Journal of Abnormal Child Psychology

, Volume 33, Issue 4, pp 445–460

Adolescent Psychopathy and Personality Theory—the Interpersonal Circumplex: Expanding Evidence of a Nomological Net

  • Randall T. Salekin
  • Anne-Marie R. Leistico
  • Krista K. Trobst
  • Crystal L. Schrum
  • John E. Lochman
Article

DOI: 10.1007/s10802-005-5726-Y

Cite this article as:
Salekin, R.T., Leistico, A.R., Trobst, K.K. et al. J Abnorm Child Psychol (2005) 33: 445. doi:10.1007/s10802-005-5726-Y

Abstract

The construct validity of psychopathy was examined in a sample of 114 male and female young offenders (Mage = 15.16) at a southeastern detention center. The interpersonal circumplex served as a framework of general personality from which to examine the construct of adolescent psychopathy. A supplementary analysis of the psychopathy measures and the Big 5 factors of personality was also conducted using a matrix approach. Measures included: (a) Antisocial Process Screening Device (P. J. Frick & R. D. Hare, 2001); (b) Child Psychopathy Scale (D. R. Lynam, 1996); (c) Psychopathy Checklist—Youth Version (A. E. Forth, D. S. Kosson, & R. D. Hare, 2003); and (d) Interpersonal Adjective Scales Revised—Big 5 Version (P. Trapnell & J. S. Wiggins, 1991; J. S. Wiggins, 1995). Results showed substantial convergence among the three psychopathy measures. In addition, meaningful associations between psychopathy and constructs within the interpersonal circumplex and broader domains of the Big 5 were obtained. Two psychopathy scales correlated to a higher degree than expected with neuroticism. These findings provide evidence linking personality theory to the concept of child and adolescent psychopathy, thereby adding to its construct validity. However, they do so with the caveat that youth may also be displaying some characteristics of neuroticism, suggesting that worry and anxiety may accompany psychopathic features in earlier developmental stages. The implications of the current study are discussed.

Keywords

psychopathychildadolescentpersonality theory

Copyright information

© Springer Science + Business Media, Inc. 2005

Authors and Affiliations

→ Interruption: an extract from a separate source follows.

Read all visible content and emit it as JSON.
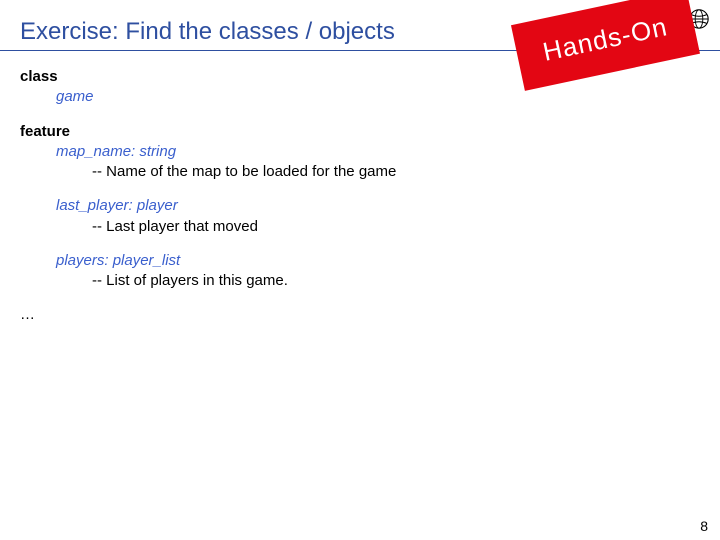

  • Randall T. Salekin
    • 1
    • 3
  • Anne-Marie R. Leistico
    • 1
  • Krista K. Trobst
    • 2
  • Crystal L. Schrum
    • 1
  • John E. Lochman
    • 1
  1. 1.The University of AlabamaTuscaloosaUSA
  2. 2.York UniversityCanada
  3. 3.Department of PsychologyUniversity of AlabamaTuscaloosa